[Website and app data records]
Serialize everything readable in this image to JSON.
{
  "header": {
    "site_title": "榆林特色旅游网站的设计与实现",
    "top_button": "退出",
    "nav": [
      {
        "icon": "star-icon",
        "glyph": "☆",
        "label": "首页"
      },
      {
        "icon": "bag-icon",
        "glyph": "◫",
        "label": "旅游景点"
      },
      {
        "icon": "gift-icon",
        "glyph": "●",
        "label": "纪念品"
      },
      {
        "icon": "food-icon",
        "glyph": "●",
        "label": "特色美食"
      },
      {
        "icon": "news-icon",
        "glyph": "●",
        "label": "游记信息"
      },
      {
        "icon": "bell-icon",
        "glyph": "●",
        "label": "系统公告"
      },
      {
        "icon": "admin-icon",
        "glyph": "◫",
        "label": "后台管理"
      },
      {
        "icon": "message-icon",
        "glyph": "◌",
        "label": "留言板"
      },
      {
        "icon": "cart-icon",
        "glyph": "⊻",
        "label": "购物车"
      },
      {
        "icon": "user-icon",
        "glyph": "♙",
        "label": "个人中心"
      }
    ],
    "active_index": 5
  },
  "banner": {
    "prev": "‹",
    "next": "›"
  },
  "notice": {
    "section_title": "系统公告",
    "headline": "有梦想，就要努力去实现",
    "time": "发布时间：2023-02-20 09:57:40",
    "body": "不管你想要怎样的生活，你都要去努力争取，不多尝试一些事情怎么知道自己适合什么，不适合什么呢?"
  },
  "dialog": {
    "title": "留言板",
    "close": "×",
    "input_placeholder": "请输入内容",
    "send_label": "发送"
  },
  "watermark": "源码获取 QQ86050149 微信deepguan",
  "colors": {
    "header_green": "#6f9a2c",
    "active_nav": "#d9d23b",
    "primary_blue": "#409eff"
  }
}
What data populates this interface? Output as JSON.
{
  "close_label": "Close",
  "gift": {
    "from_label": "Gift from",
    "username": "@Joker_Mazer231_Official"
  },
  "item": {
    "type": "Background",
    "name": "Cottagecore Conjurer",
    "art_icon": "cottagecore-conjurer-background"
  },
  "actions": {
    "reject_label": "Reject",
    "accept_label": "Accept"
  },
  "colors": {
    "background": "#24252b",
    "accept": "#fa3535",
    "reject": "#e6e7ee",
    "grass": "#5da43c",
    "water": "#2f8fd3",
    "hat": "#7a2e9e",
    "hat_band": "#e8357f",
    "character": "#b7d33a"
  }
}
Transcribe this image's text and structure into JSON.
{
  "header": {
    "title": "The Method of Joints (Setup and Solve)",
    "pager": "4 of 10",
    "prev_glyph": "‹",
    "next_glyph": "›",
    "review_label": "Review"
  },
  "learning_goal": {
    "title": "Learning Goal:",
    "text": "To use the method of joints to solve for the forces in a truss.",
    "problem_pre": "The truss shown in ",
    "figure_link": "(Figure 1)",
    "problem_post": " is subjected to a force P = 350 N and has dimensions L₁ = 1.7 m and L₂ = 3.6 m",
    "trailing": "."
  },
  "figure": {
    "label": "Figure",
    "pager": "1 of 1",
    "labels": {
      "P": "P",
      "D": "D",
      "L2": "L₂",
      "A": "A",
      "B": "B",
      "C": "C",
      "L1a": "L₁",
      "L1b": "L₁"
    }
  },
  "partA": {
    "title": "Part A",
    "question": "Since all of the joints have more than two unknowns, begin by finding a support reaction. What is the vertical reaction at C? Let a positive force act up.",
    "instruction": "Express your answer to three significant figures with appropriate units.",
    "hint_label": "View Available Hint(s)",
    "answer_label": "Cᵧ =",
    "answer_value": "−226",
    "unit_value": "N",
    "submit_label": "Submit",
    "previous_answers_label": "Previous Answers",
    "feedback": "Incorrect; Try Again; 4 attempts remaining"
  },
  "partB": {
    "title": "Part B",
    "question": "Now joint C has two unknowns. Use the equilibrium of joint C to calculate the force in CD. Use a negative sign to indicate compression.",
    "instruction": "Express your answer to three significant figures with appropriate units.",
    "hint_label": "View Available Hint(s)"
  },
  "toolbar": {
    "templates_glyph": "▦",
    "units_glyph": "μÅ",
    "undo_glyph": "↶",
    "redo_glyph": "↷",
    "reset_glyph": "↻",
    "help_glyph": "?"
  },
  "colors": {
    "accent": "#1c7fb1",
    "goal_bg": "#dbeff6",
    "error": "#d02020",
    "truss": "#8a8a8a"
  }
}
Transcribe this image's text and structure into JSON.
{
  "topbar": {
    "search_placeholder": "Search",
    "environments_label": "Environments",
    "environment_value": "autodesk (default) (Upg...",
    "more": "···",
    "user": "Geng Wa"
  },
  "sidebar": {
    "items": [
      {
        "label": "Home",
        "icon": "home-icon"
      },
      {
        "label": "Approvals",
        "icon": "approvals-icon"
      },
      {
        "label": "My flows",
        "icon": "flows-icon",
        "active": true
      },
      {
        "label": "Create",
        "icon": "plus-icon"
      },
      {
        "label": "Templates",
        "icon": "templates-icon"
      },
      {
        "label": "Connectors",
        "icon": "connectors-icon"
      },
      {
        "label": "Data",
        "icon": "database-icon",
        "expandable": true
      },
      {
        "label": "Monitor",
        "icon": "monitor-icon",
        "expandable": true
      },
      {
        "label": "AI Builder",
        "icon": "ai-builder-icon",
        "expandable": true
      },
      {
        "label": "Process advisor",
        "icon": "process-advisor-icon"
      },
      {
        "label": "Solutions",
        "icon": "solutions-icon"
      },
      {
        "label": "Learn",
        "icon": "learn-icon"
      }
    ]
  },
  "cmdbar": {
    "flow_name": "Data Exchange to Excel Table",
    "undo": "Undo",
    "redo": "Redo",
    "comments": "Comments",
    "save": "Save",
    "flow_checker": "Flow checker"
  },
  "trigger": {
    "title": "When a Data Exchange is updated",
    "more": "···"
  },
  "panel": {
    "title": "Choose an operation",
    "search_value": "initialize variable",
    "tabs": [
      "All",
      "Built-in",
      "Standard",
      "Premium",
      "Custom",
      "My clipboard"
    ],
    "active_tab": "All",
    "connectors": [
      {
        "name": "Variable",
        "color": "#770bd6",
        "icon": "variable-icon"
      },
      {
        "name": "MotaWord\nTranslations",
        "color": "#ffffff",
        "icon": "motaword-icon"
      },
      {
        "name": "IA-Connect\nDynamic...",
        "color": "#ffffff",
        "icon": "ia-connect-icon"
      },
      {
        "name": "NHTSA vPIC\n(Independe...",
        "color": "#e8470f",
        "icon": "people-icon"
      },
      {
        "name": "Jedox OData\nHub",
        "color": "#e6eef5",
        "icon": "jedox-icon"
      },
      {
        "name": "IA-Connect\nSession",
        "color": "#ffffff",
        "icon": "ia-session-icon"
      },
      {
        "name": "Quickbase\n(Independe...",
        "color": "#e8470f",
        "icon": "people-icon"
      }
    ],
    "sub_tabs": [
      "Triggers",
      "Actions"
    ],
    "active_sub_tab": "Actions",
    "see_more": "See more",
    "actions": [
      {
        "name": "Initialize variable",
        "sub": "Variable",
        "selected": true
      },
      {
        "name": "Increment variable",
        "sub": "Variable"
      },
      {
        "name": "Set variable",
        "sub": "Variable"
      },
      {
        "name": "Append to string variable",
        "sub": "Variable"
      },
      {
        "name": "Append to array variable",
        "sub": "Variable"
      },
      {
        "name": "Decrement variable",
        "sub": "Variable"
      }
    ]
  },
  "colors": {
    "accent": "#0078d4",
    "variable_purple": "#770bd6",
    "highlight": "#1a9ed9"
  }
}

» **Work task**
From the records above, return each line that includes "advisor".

» **Task output**
        "label": "Process advisor",
        "icon": "process-advisor-icon"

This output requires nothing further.